An otherwise fit, healthy woman has died after drinking on an empty stomach
People often say you should never drink on an empty stomach. In most cases, it can make you get drunk quicker and you can wake up with a hangover. But there can sometimes be far more dangerous consequences. This has been highlighted by the news a healthy young woman, has sadly died from drinking on an empty stomach.
Alice Burton Bradford, 27 years old, from Brighton, died in her garden in June, having suffered a rare metabolic reaction. This was caused by consuming alcohol without having something to eat first. Tragically, Miss Bradford did not have a drinking problem and prided herself on keeping fit. She enjoyed running and cycling and even competed in races, sharing her experiences on social media. Miss Bradford, who previously worked in a bar, was called a health fanatic by friends and was good fun, loved music, going to festivals and appreciated the natural world.

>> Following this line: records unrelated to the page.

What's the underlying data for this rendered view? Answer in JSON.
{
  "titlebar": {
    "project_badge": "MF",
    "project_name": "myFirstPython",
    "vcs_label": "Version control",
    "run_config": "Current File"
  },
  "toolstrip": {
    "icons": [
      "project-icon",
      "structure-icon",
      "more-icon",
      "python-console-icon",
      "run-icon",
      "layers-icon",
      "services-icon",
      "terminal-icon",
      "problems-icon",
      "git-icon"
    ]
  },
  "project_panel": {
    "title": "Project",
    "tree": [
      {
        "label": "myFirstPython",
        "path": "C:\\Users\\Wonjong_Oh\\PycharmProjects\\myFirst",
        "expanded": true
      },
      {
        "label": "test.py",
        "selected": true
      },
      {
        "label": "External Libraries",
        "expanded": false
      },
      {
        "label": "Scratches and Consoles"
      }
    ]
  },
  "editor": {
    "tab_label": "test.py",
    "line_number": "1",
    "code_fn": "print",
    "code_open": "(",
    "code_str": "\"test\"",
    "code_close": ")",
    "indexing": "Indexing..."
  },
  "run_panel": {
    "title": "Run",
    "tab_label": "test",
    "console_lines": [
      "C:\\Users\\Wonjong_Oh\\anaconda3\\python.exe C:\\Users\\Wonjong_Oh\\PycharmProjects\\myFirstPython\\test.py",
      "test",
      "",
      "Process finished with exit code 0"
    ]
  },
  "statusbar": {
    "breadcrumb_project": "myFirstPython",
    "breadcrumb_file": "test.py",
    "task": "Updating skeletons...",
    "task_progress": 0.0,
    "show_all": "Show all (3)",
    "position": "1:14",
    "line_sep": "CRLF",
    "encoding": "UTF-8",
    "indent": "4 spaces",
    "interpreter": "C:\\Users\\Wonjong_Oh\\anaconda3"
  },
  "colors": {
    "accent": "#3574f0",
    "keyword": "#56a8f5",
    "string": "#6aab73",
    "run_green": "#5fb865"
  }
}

No drinking problem
An athlete in the prime of her life, her friends maintain she did not have a drinking problem. So, how could she have died just because she had something to drink without eating?
An inquest into her death is due to be carried out in due course, but, unfortunately, due to coronavirus restrictions, only a limited number were able to attend the funeral. Therefore, a close friend has set up a crowdfunding page to put up a bench in her memory.
Alcoholic metabolic condition
Miss Bradford’s heart-breaking death has led to calls for increased awareness of alcoholic ketoacidosis, a metabolic complication which many in the public may not have even heard of.
You can suffer from Ketoacidosis if you eat something which turns to acid while being digested. However, you could experience Alcoholic ketoacidosis if consuming large amounts, either from binge drinking or when struggling with an addiction.
Drinki ng can cause your body to stop creating insulin, preventing it from using glucose for energy. This means the body must burn fat to create something known as ketone bodies. The higher rate of fat you burn up, the greater number of ketone bodies travel through the bloodstream, and if you have large quantities of ketones in your blood, it can bring about ketoacidosis. This can potentially result in a wide range of symptoms; from restricted movement, nausea to abdominal pain and vomiting. It is possible to treat less severe cases with nutrients and vitamins, but it is not unheard of for the condition to be hazardous to your health or even fatal.
Unfortunately, in Miss Bradford’s case, drinking on an empty stomach brought on a case of alcoholic ketoacidosis, which cost her life. A sad, timely reminder of how, on exceedingly rare occasions, there can be tragic, unforeseen consequences to consuming alcohol. Perhaps this should give us all pause to think.
Source: Daily Mail